Time Inc. has been the subject of spin-off and sale rumors for years as its results have lagged Time Warner's more lucrative TV and movie entertainment businesses. Time Warner CEO Jeffrey Bewkes has never taken the option off the table.
Time Inc. CEO Laura Lang, who arrived from digital agency Digitas a little over a year ago, has been trying to improve the publishing operation's results with an initial review to identify priorities, helped by Bain consultants; new digital ad products and a new emphasis on video; and layoffs last month of about 500 employees.
Berkshire Hathaway is best known for its ownership of insurance companies like Geico and iconic American brands like Dairy Queen, Benjamin Moore and Fruit of the Loom. Mr. Buffett has also made investments in Procter & Gamble, Coca-Cola and other big advertisers. In 2008, he sank $5 billion in Goldman Sachs -- a massive, confidence-inspiring bet on the ailing financial system.

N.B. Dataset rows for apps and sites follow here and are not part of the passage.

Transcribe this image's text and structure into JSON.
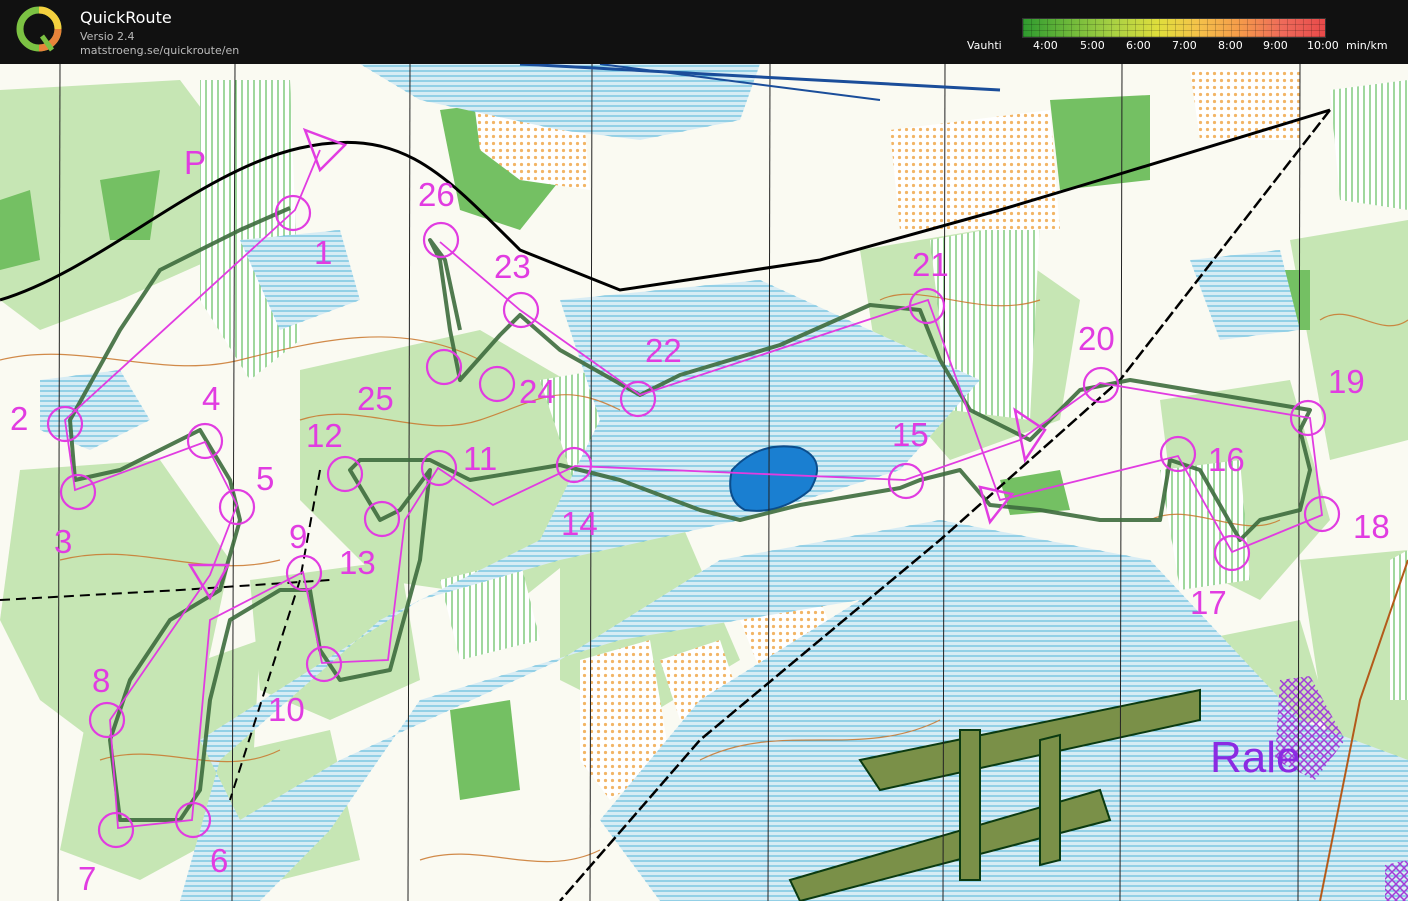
{
  "app": {
    "name": "QuickRoute",
    "version": "Versio 2.4",
    "url": "matstroeng.se/quickroute/en"
  },
  "legend": {
    "label": "Vauhti",
    "unit": "min/km",
    "ticks": [
      "4:00",
      "5:00",
      "6:00",
      "7:00",
      "8:00",
      "9:00",
      "10:00"
    ],
    "colors": {
      "slow": "#e84a4a",
      "medium": "#e0de3c",
      "fast": "#2f9a2f"
    }
  },
  "map": {
    "course_color": "#e13ce1",
    "route_color": "#3d6b3d",
    "parking_label": "P",
    "place_label": "Rale",
    "controls": [
      "1",
      "2",
      "3",
      "4",
      "5",
      "6",
      "7",
      "8",
      "9",
      "10",
      "11",
      "12",
      "13",
      "14",
      "15",
      "16",
      "17",
      "18",
      "19",
      "20",
      "21",
      "22",
      "23",
      "24",
      "25",
      "26"
    ]
  }
}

Though not as well known, Mr. Buffett has dabbled in media for some time, though all his bets have been on local newspaper, not magazines. He purchased the Buffalo Evening News in 1977 and added the Omaha World-Herald in late 2011. Last year, Berkshire Hathaway subsidiary BH Media Group bought the bulk of Media General's newspaper division for $142 million, leading The Wall Street Journal to speculate on whether Mr. Buffett was "a budding media mogul."
Indeed Mr. Buffett fueled that sense with a letter to the editors and publishers of his new holdings promising more newspaper purchases. Later that month, he made good on that prediction with the purchase of the Greensboro (N.C.) News & Record.
Mr. Buffett has often contributed his business insights to Fortune and has long known Fortune Editor at Large Carol Loomis, who has often interviewed him. Last year, she compiled his Fortune wisdom into a book called "Tap Dancing to Work."